→ EXERCISE BRIEF: Your copy should match the records exactly, apart from the pictures, which stay out.

===== DATA PROVIDED

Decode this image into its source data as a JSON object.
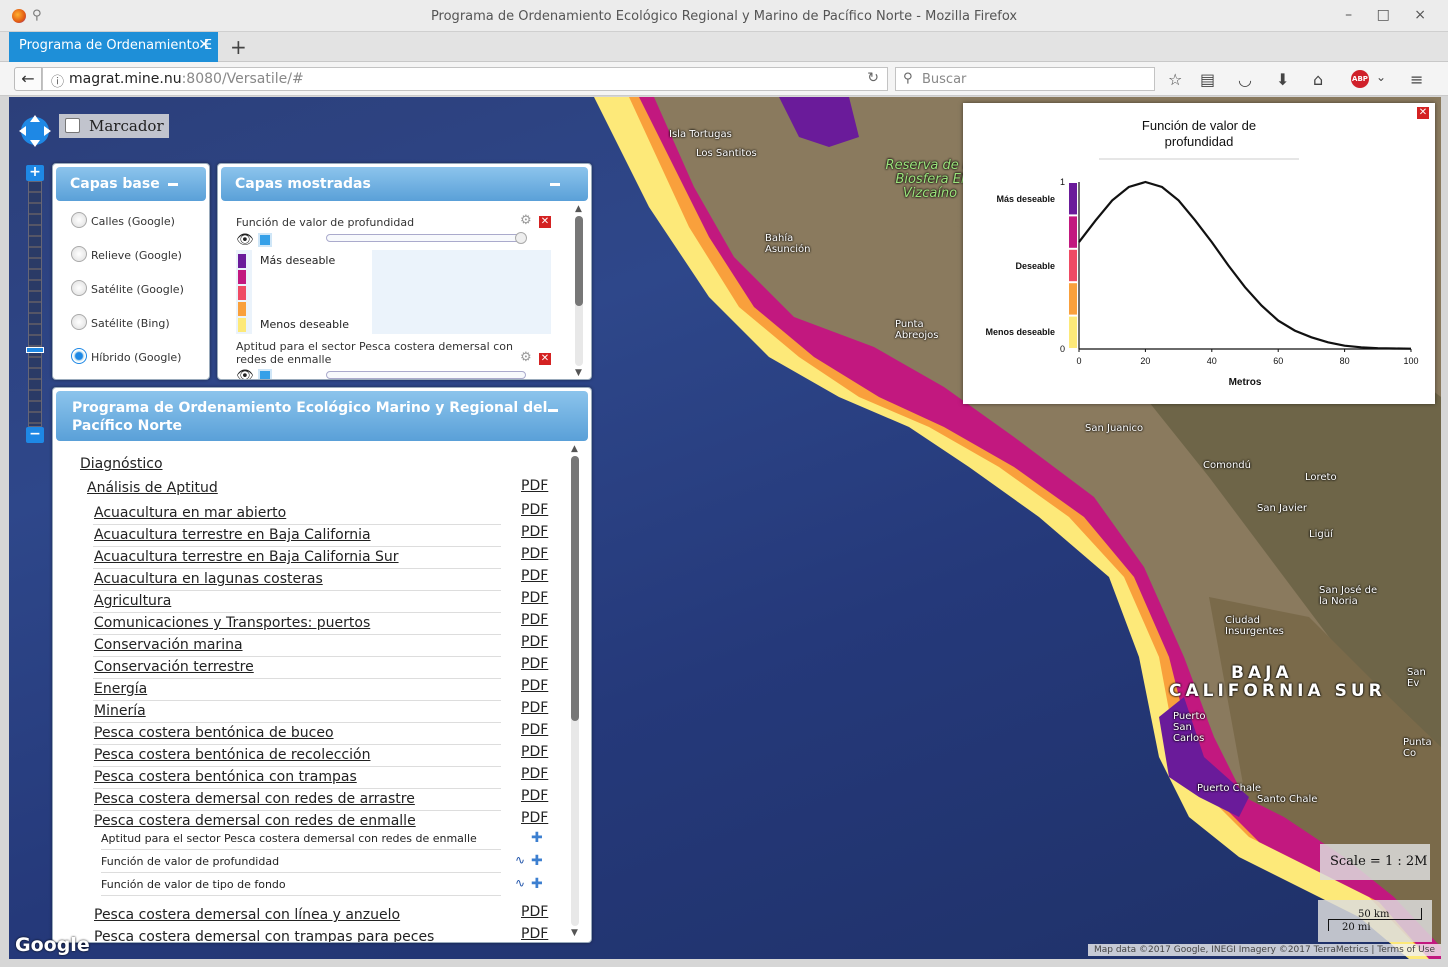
{
  "window": {
    "title": "Programa de Ordenamiento Ecológico Regional y Marino de Pacífico Norte - Mozilla Firefox",
    "controls": "– □ ×"
  },
  "tabs": [
    {
      "label": "Programa de Ordenamiento E",
      "active": true
    }
  ],
  "navbar": {
    "url_host": "magrat.mine.nu",
    "url_rest": ":8080/Versatile/#",
    "search_placeholder": "Buscar"
  },
  "map": {
    "marcador_label": "Marcador",
    "places": [
      {
        "id": "isla-tortugas",
        "name": "Isla Tortugas"
      },
      {
        "id": "los-santitos",
        "name": "Los Santitos"
      },
      {
        "id": "reserva",
        "name": "Reserva de la Biosfera El Vizcaíno"
      },
      {
        "id": "bahia-asuncion",
        "name": "Bahía Asunción"
      },
      {
        "id": "punta-abreojos",
        "name": "Punta Abreojos"
      },
      {
        "id": "san-juanico",
        "name": "San Juanico"
      },
      {
        "id": "comondu",
        "name": "Comondú"
      },
      {
        "id": "loreto",
        "name": "Loreto"
      },
      {
        "id": "san-javier",
        "name": "San Javier"
      },
      {
        "id": "ligui",
        "name": "Ligüí"
      },
      {
        "id": "san-jose-norte",
        "name": "San José de la Noria"
      },
      {
        "id": "ciudad-insurgentes",
        "name": "Ciudad Insurgentes"
      },
      {
        "id": "baja",
        "name": "BAJA"
      },
      {
        "id": "california-sur",
        "name": "CALIFORNIA SUR"
      },
      {
        "id": "puerto-san-carlos",
        "name": "Puerto San Carlos"
      },
      {
        "id": "puerto-chale",
        "name": "Puerto Chale"
      },
      {
        "id": "santo-chale",
        "name": "Santo Chale"
      },
      {
        "id": "punta-co",
        "name": "Punta Co"
      },
      {
        "id": "san-ev",
        "name": "San Ev"
      }
    ],
    "scale_text": "Scale = 1 : 2M",
    "scale_km": "50 km",
    "scale_mi": "20 mi",
    "google": "Google",
    "attribution": "Map data ©2017 Google, INEGI Imagery ©2017 TerraMetrics | Terms of Use"
  },
  "capas_base": {
    "title": "Capas base",
    "options": [
      {
        "label": "Calles (Google)",
        "selected": false
      },
      {
        "label": "Relieve (Google)",
        "selected": false
      },
      {
        "label": "Satélite (Google)",
        "selected": false
      },
      {
        "label": "Satélite (Bing)",
        "selected": false
      },
      {
        "label": "Híbrido (Google)",
        "selected": true
      }
    ]
  },
  "capas_mostradas": {
    "title": "Capas mostradas",
    "layers": [
      {
        "title": "Función de valor de profundidad"
      },
      {
        "title": "Aptitud para el sector Pesca costera demersal con redes de enmalle"
      }
    ],
    "legend": {
      "top_label": "Más deseable",
      "bottom_label": "Menos deseable",
      "colors": [
        "#6a1b9a",
        "#c2187f",
        "#ef4b64",
        "#f9a03c",
        "#fde979"
      ]
    }
  },
  "programa": {
    "title": "Programa de Ordenamiento Ecológico Marino y Regional del Pacífico Norte",
    "diagnostico": "Diagnóstico",
    "analisis": "Análisis de Aptitud",
    "pdf_label": "PDF",
    "items": [
      "Acuacultura en mar abierto",
      "Acuacultura terrestre en Baja California",
      "Acuacultura terrestre en Baja California Sur",
      "Acuacultura en lagunas costeras",
      "Agricultura",
      "Comunicaciones y Transportes: puertos",
      "Conservación marina",
      "Conservación terrestre",
      "Energía",
      "Minería",
      "Pesca costera bentónica de buceo",
      "Pesca costera bentónica de recolección",
      "Pesca costera bentónica con trampas",
      "Pesca costera demersal con redes de arrastre",
      "Pesca costera demersal con redes de enmalle"
    ],
    "sub_items": [
      "Aptitud para el sector Pesca costera demersal con redes de enmalle",
      "Función de valor de profundidad",
      "Función de valor de tipo de fondo"
    ],
    "after_items": [
      "Pesca costera demersal con línea y anzuelo",
      "Pesca costera demersal con trampas para peces"
    ]
  },
  "popup": {
    "title_line1": "Función de valor de",
    "title_line2": "profundidad",
    "xlabel": "Metros",
    "ylabel_high": "Más deseable",
    "ylabel_mid": "Deseable",
    "ylabel_low": "Menos deseable"
  },
  "chart_data": {
    "type": "line",
    "title": "Función de valor de profundidad",
    "xlabel": "Metros",
    "ylabel": "",
    "xlim": [
      0,
      100
    ],
    "ylim": [
      0,
      1
    ],
    "xticks": [
      0,
      20,
      40,
      60,
      80,
      100
    ],
    "yticks": [
      0,
      1
    ],
    "x": [
      0,
      5,
      10,
      15,
      20,
      25,
      30,
      35,
      40,
      45,
      50,
      55,
      60,
      65,
      70,
      75,
      80,
      85,
      90,
      95,
      100
    ],
    "series": [
      {
        "values": [
          0.64,
          0.77,
          0.89,
          0.97,
          1.0,
          0.97,
          0.89,
          0.77,
          0.64,
          0.5,
          0.37,
          0.26,
          0.17,
          0.11,
          0.07,
          0.04,
          0.02,
          0.01,
          0.005,
          0.003,
          0.002
        ]
      }
    ],
    "color_bands": [
      "#6a1b9a",
      "#c2187f",
      "#ef4b64",
      "#f9a03c",
      "#fde979"
    ]
  }
}
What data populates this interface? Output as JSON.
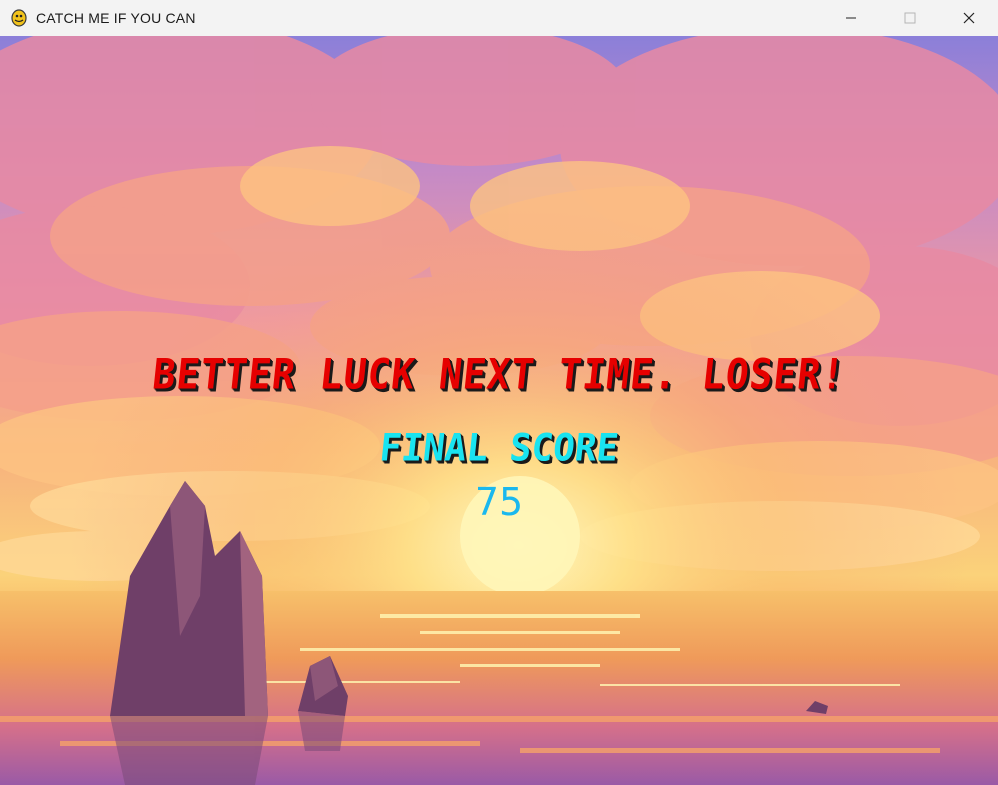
{
  "window": {
    "title": "CATCH ME IF YOU CAN",
    "icon": "python-snake-icon",
    "controls": [
      "minimize-icon",
      "maximize-icon",
      "close-icon"
    ]
  },
  "game_over": {
    "message": "BETTER LUCK NEXT TIME. LOSER!",
    "score_label": "FINAL SCORE",
    "score_value": "75"
  },
  "colors": {
    "message": "#e60000",
    "score_label": "#19e3f0",
    "score_value": "#1ab8ee",
    "sky_top": "#8a7fd6",
    "sun": "#fff6b0",
    "sea": "#e8864e"
  }
}
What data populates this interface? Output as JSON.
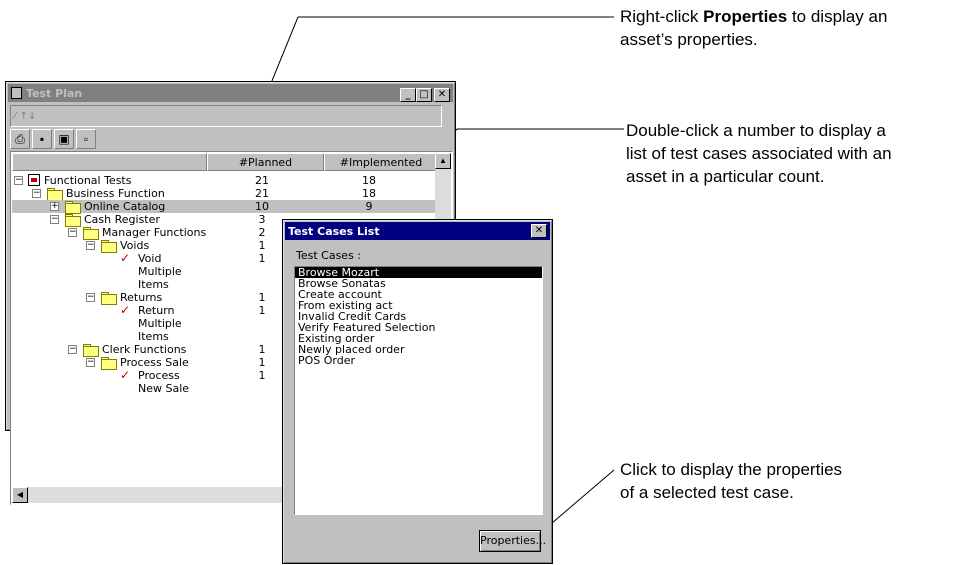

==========

→ RESULT:
Decode this image into its source data as a JSON object.
{
  "window": {
    "title": "Programa de Ordenamiento Ecológico Regional y Marino de Pacífico Norte - Mozilla Firefox",
    "controls": "– □ ×"
  },
  "tabs": [
    {
      "label": "Programa de Ordenamiento E",
      "active": true
    }
  ],
  "navbar": {
    "url_host": "magrat.mine.nu",
    "url_rest": ":8080/Versatile/#",
    "search_placeholder": "Buscar"
  },
  "map": {
    "marcador_label": "Marcador",
    "places": [
      {
        "id": "isla-tortugas",
        "name": "Isla Tortugas"
      },
      {
        "id": "los-santitos",
        "name": "Los Santitos"
      },
      {
        "id": "reserva",
        "name": "Reserva de la Biosfera El Vizcaíno"
      },
      {
        "id": "bahia-asuncion",
        "name": "Bahía Asunción"
      },
      {
        "id": "punta-abreojos",
        "name": "Punta Abreojos"
      },
      {
        "id": "san-juanico",
        "name": "San Juanico"
      },
      {
        "id": "comondu",
        "name": "Comondú"
      },
      {
        "id": "loreto",
        "name": "Loreto"
      },
      {
        "id": "san-javier",
        "name": "San Javier"
      },
      {
        "id": "ligui",
        "name": "Ligüí"
      },
      {
        "id": "san-jose-norte",
        "name": "San José de la Noria"
      },
      {
        "id": "ciudad-insurgentes",
        "name": "Ciudad Insurgentes"
      },
      {
        "id": "baja",
        "name": "BAJA"
      },
      {
        "id": "california-sur",
        "name": "CALIFORNIA SUR"
      },
      {
        "id": "puerto-san-carlos",
        "name": "Puerto San Carlos"
      },
      {
        "id": "puerto-chale",
        "name": "Puerto Chale"
      },
      {
        "id": "santo-chale",
        "name": "Santo Chale"
      },
      {
        "id": "punta-co",
        "name": "Punta Co"
      },
      {
        "id": "san-ev",
        "name": "San Ev"
      }
    ],
    "scale_text": "Scale = 1 : 2M",
    "scale_km": "50 km",
    "scale_mi": "20 mi",
    "google": "Google",
    "attribution": "Map data ©2017 Google, INEGI Imagery ©2017 TerraMetrics | Terms of Use"
  },
  "capas_base": {
    "title": "Capas base",
    "options": [
      {
        "label": "Calles (Google)",
        "selected": false
      },
      {
        "label": "Relieve (Google)",
        "selected": false
      },
      {
        "label": "Satélite (Google)",
        "selected": false
      },
      {
        "label": "Satélite (Bing)",
        "selected": false
      },
      {
        "label": "Híbrido (Google)",
        "selected": true
      }
    ]
  },
  "capas_mostradas": {
    "title": "Capas mostradas",
    "layers": [
      {
        "title": "Función de valor de profundidad"
      },
      {
        "title": "Aptitud para el sector Pesca costera demersal con redes de enmalle"
      }
    ],
    "legend": {
      "top_label": "Más deseable",
      "bottom_label": "Menos deseable",
      "colors": [
        "#6a1b9a",
        "#c2187f",
        "#ef4b64",
        "#f9a03c",
        "#fde979"
      ]
    }
  },
  "programa": {
    "title": "Programa de Ordenamiento Ecológico Marino y Regional del Pacífico Norte",
    "diagnostico": "Diagnóstico",
    "analisis": "Análisis de Aptitud",
    "pdf_label": "PDF",
    "items": [
      "Acuacultura en mar abierto",
      "Acuacultura terrestre en Baja California",
      "Acuacultura terrestre en Baja California Sur",
      "Acuacultura en lagunas costeras",
      "Agricultura",
      "Comunicaciones y Transportes: puertos",
      "Conservación marina",
      "Conservación terrestre",
      "Energía",
      "Minería",
      "Pesca costera bentónica de buceo",
      "Pesca costera bentónica de recolección",
      "Pesca costera bentónica con trampas",
      "Pesca costera demersal con redes de arrastre",
      "Pesca costera demersal con redes de enmalle"
    ],
    "sub_items": [
      "Aptitud para el sector Pesca costera demersal con redes de enmalle",
      "Función de valor de profundidad",
      "Función de valor de tipo de fondo"
    ],
    "after_items": [
      "Pesca costera demersal con línea y anzuelo",
      "Pesca costera demersal con trampas para peces"
    ]
  },
  "popup": {
    "title_line1": "Función de valor de",
    "title_line2": "profundidad",
    "xlabel": "Metros",
    "ylabel_high": "Más deseable",
    "ylabel_mid": "Deseable",
    "ylabel_low": "Menos deseable"
  },
  "chart_data": {
    "type": "line",
    "title": "Función de valor de profundidad",
    "xlabel": "Metros",
    "ylabel": "",
    "xlim": [
      0,
      100
    ],
    "ylim": [
      0,
      1
    ],
    "xticks": [
      0,
      20,
      40,
      60,
      80,
      100
    ],
    "yticks": [
      0,
      1
    ],
    "x": [
      0,
      5,
      10,
      15,
      20,
      25,
      30,
      35,
      40,
      45,
      50,
      55,
      60,
      65,
      70,
      75,
      80,
      85,
      90,
      95,
      100
    ],
    "series": [
      {
        "values": [
          0.64,
          0.77,
          0.89,
          0.97,
          1.0,
          0.97,
          0.89,
          0.77,
          0.64,
          0.5,
          0.37,
          0.26,
          0.17,
          0.11,
          0.07,
          0.04,
          0.02,
          0.01,
          0.005,
          0.003,
          0.002
        ]
      }
    ],
    "color_bands": [
      "#6a1b9a",
      "#c2187f",
      "#ef4b64",
      "#f9a03c",
      "#fde979"
    ]
  }
}
What data populates this interface? Output as JSON.
{
  "window": {
    "title": "CATCH ME IF YOU CAN",
    "icon": "python-snake-icon",
    "controls": [
      "minimize-icon",
      "maximize-icon",
      "close-icon"
    ]
  },
  "game_over": {
    "message": "BETTER LUCK NEXT TIME. LOSER!",
    "score_label": "FINAL SCORE",
    "score_value": "75"
  },
  "colors": {
    "message": "#e60000",
    "score_label": "#19e3f0",
    "score_value": "#1ab8ee",
    "sky_top": "#8a7fd6",
    "sun": "#fff6b0",
    "sea": "#e8864e"
  }
}
What data populates this interface? Output as JSON.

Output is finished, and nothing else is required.